The U.S. Army Edgewood Chemical Biological Center, or ECBC, and the U.S. Army Medical Research Institute of Infectious Diseases, or USAMRIID, are partnering to help expedite progress in the global fight against Ebola.
ECBC is working with USAMRIID on two critical studies – a vaccine study and a biomarker study – that will advance the global fight against Ebola.
Ebola is a rare and deadly disease caused by infection with the Ebola virus. The largest Ebola outbreak in history, which began in December 2013, is still ongoing. This disease has a high death rate – to date, there have been 22,000 cases and 9,000 deaths attributed to the most recent outbreak – with no known cure or effective vaccine. ECBC and USAMRIID are trying to change that.
USAMRIID, the Department of Defense’s lead laboratory for medical biological defense research, called upon the ECBC-US Army Medical Research Institute of Chemical Defense Mass Spectrometry Core Facility to assist with two of its ongoing Ebola research programs – characterizing a potential vaccine and identifying biomarkers of infection.
For the vaccine work, ECBC is analyzing several different vaccine preparations provided by USAMRIID to quantify VP40 and glycoprotein concentrations expressed in virus-like particles generated from Ebola (strains Zaire and Sudan). The aim is to monitor quality control of the vaccine production process and to determine if a correlation can be made between protective immunity and the amount of Ebola-specific structural proteins, GP and VP40, that are present. This type of research is foundational in creating a long-term solution to a devastating disease.
“Our role was to blindly and independently quantitate the amount of protein present in each vaccine combination. With this information, we hope to better understand the varying degrees of protection observed during the vaccine study,” said Trevor Glaros, an ECBC mass spectrometry core facility manager leading the ECBC/USAMRIID Ebola collaboration.
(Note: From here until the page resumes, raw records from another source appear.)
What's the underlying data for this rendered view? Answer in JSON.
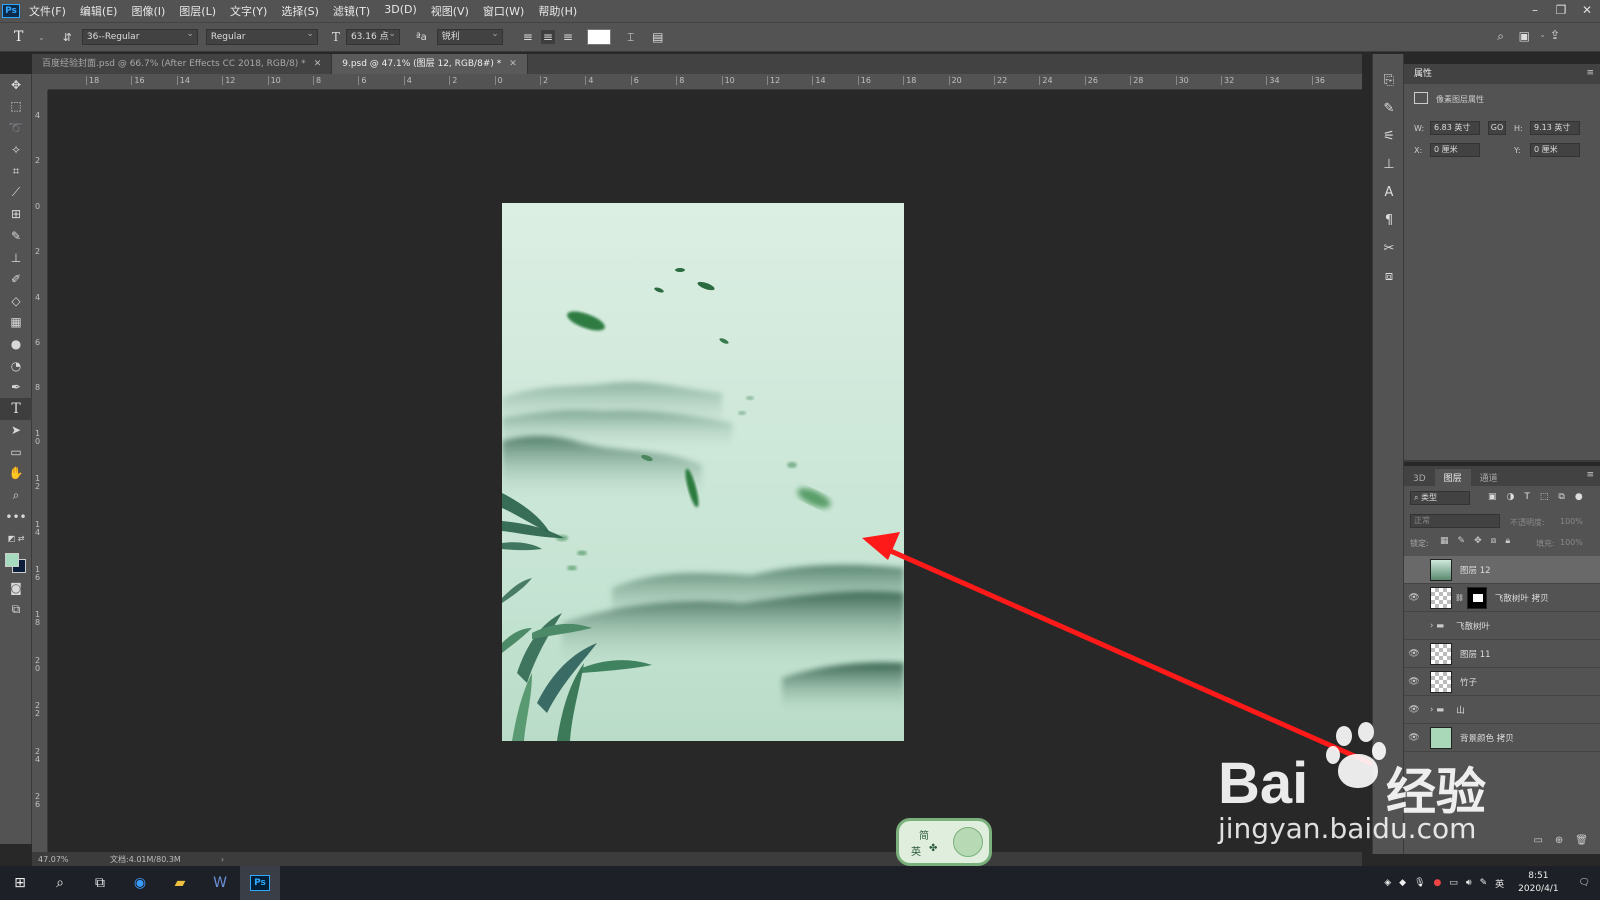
{
  "menubar": {
    "items": [
      "文件(F)",
      "编辑(E)",
      "图像(I)",
      "图层(L)",
      "文字(Y)",
      "选择(S)",
      "滤镜(T)",
      "3D(D)",
      "视图(V)",
      "窗口(W)",
      "帮助(H)"
    ],
    "logo": "Ps"
  },
  "options": {
    "font_family": "36--Regular",
    "font_style": "Regular",
    "font_size": "63.16 点",
    "antialias": "锐利"
  },
  "tabs": [
    {
      "label": "百度经验封面.psd @ 66.7% (After Effects CC 2018, RGB/8) *",
      "active": false
    },
    {
      "label": "9.psd @ 47.1% (图层 12, RGB/8#) *",
      "active": true
    }
  ],
  "ruler_h_labels": [
    "18",
    "16",
    "14",
    "12",
    "10",
    "8",
    "6",
    "4",
    "2",
    "0",
    "2",
    "4",
    "6",
    "8",
    "10",
    "12",
    "14",
    "16",
    "18",
    "20",
    "22",
    "24",
    "26",
    "28",
    "30",
    "32",
    "34",
    "36"
  ],
  "ruler_v_labels": [
    "4",
    "2",
    "0",
    "2",
    "4",
    "6",
    "8",
    "1\n0",
    "1\n2",
    "1\n4",
    "1\n6",
    "1\n8",
    "2\n0",
    "2\n2",
    "2\n4",
    "2\n6"
  ],
  "status": {
    "zoom": "47.07%",
    "doc": "文档:4.01M/80.3M"
  },
  "properties": {
    "title": "属性",
    "subtitle": "像素图层属性",
    "w_label": "W:",
    "w_value": "6.83 英寸",
    "h_label": "H:",
    "h_value": "9.13 英寸",
    "x_label": "X:",
    "x_value": "0 厘米",
    "y_label": "Y:",
    "y_value": "0 厘米",
    "link": "GO"
  },
  "layers_panel": {
    "tabs": [
      "3D",
      "图层",
      "通道"
    ],
    "active_tab": "图层",
    "filter": "类型",
    "blend": "正常",
    "opacity_label": "不透明度:",
    "opacity_value": "100%",
    "lock_label": "锁定:",
    "fill_label": "填充:",
    "fill_value": "100%",
    "layers": [
      {
        "name": "图层 12",
        "visible": false,
        "type": "pixel-green",
        "selected": true
      },
      {
        "name": "飞散树叶 拷贝",
        "visible": true,
        "type": "masked"
      },
      {
        "name": "飞散树叶",
        "visible": false,
        "type": "group"
      },
      {
        "name": "图层 11",
        "visible": true,
        "type": "pixel"
      },
      {
        "name": "竹子",
        "visible": true,
        "type": "pixel"
      },
      {
        "name": "山",
        "visible": true,
        "type": "group"
      },
      {
        "name": "背景颜色 拷贝",
        "visible": true,
        "type": "solid"
      }
    ]
  },
  "taskbar": {
    "time": "8:51",
    "date": "2020/4/1",
    "ime_lang": "英",
    "ime_badge_top": "简",
    "ime_badge_bottom": "英"
  },
  "watermark": {
    "brand": "Bai",
    "brand_cn": "经验",
    "url": "jingyan.baidu.com"
  },
  "colors": {
    "arrow": "#ff1a1a",
    "accent": "#31a8ff"
  }
}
In addition to vaccine research, ECBC is also supporting USAMRIID to discover Ebola-specific biomarkers in serum. The scientists will analyze Ebola-infected serum to discover a protein-based panel of biomarkers.
“The hope is that this panel of biomarkers will constitute a unique fingerprint for Ebola infection, which can be used to diagnose patients before symptoms develop,” stated Lisa Cazares, the USAMRIID researcher leading the project. A tool like this would give first responders the ability to administer the appropriate care and the unprecedented ability to track the disease outbreak in real time. Biological analysis of this scope required additional instrumentation, which ECBC was able to secure from its partner, Thermo Fisher Scientific.
Thermo Fisher Scientific generously loaned ECBC a complete Q Exactive Plus mass spectrometry system with a Dynex nanoflow liquid chromatography pump and autosampler. This new equipment relieves the burden on existing instrumentation and, given its technological advancements, allows for a more rapid and thorough analysis. ECBC’s contribution to USAMRIID’s Ebola research demonstrates how various organizations team up to provide solutions for the world’s most difficult and dangerous challenges.
“It is important for us to support our DOD partners with this kind of critical research,” said Jennifer Sekowski, Ph.D., of ECBC. “Our goal in creating the Mass Spectrometry Core Facility in 2013 was to set up a collaborative resource for all of the DOD. We have the equipment, the expertise, and the necessary safety protocols in place, so we are thrilled to be able to share it with our partners.”